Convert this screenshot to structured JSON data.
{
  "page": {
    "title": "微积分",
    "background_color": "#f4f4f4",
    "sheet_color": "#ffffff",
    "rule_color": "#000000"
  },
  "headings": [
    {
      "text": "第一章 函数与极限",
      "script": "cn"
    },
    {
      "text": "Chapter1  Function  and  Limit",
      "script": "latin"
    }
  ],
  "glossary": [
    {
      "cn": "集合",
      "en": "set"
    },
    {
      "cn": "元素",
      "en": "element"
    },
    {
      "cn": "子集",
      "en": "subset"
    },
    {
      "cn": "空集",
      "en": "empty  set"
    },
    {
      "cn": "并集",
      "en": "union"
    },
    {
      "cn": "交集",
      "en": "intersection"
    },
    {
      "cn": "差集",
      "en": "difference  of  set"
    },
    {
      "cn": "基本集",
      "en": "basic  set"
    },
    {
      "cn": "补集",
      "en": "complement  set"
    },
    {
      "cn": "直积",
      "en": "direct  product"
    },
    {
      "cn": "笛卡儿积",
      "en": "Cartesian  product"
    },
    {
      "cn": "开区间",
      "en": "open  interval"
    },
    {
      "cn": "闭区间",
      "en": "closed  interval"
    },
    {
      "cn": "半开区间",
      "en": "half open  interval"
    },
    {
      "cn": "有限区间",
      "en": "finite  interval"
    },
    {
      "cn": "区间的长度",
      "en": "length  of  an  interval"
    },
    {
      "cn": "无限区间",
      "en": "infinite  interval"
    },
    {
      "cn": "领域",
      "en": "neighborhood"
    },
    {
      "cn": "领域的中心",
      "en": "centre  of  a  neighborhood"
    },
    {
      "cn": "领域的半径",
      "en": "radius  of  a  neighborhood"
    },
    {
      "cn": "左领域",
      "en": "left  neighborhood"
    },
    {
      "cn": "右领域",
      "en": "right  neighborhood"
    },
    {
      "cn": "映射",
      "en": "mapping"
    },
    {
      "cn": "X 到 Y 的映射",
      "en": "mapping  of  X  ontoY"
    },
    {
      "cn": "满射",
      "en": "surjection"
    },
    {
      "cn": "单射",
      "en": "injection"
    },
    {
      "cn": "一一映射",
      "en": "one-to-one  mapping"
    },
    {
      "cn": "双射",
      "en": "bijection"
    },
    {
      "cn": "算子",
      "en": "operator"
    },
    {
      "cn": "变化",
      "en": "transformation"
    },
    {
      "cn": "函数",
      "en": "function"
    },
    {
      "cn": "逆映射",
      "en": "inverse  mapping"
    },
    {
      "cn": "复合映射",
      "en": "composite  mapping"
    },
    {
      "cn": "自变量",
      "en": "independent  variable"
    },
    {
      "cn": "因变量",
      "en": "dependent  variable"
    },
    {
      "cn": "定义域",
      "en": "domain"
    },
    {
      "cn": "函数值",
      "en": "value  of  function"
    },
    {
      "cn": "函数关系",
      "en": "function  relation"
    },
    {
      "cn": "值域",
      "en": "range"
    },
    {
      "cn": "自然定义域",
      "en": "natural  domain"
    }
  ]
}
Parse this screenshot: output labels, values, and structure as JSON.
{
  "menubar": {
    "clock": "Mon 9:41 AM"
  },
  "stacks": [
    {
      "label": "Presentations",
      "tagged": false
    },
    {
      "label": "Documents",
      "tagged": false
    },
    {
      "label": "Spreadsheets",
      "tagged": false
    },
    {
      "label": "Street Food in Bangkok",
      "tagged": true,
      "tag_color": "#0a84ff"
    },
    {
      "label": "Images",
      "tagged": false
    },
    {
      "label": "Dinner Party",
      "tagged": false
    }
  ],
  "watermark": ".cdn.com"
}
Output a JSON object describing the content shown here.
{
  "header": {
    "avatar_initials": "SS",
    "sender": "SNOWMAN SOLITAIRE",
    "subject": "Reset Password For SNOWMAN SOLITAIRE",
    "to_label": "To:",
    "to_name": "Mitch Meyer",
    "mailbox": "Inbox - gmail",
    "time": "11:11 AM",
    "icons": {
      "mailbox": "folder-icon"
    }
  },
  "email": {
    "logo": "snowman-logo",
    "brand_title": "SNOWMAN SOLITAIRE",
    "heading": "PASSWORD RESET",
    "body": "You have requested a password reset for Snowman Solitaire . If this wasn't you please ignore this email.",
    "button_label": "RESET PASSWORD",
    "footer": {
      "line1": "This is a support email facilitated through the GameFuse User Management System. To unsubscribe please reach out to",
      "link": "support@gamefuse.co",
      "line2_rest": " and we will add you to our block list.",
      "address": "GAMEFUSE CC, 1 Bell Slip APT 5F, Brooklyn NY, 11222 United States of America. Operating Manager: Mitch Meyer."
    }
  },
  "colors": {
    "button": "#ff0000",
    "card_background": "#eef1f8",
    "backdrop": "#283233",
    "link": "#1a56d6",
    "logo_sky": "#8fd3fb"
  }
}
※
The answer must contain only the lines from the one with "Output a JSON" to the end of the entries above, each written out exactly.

Output ->
Output a JSON object describing the content shown here.
{
  "header": {
    "avatar_initials": "SS",
    "sender": "SNOWMAN SOLITAIRE",
    "subject": "Reset Password For SNOWMAN SOLITAIRE",
    "to_label": "To:",
    "to_name": "Mitch Meyer",
    "mailbox": "Inbox - gmail",
    "time": "11:11 AM",
    "icons": {
      "mailbox": "folder-icon"
    }
  },
  "email": {
    "logo": "snowman-logo",
    "brand_title": "SNOWMAN SOLITAIRE",
    "heading": "PASSWORD RESET",
    "body": "You have requested a password reset for Snowman Solitaire . If this wasn't you please ignore this email.",
    "button_label": "RESET PASSWORD",
    "footer": {
      "line1": "This is a support email facilitated through the GameFuse User Management System. To unsubscribe please reach out to",
      "link": "support@gamefuse.co",
      "line2_rest": " and we will add you to our block list.",
      "address": "GAMEFUSE CC, 1 Bell Slip APT 5F, Brooklyn NY, 11222 United States of America. Operating Manager: Mitch Meyer."
    }
  },
  "colors": {
    "button": "#ff0000",
    "card_background": "#eef1f8",
    "backdrop": "#283233",
    "link": "#1a56d6",
    "logo_sky": "#8fd3fb"
  }
}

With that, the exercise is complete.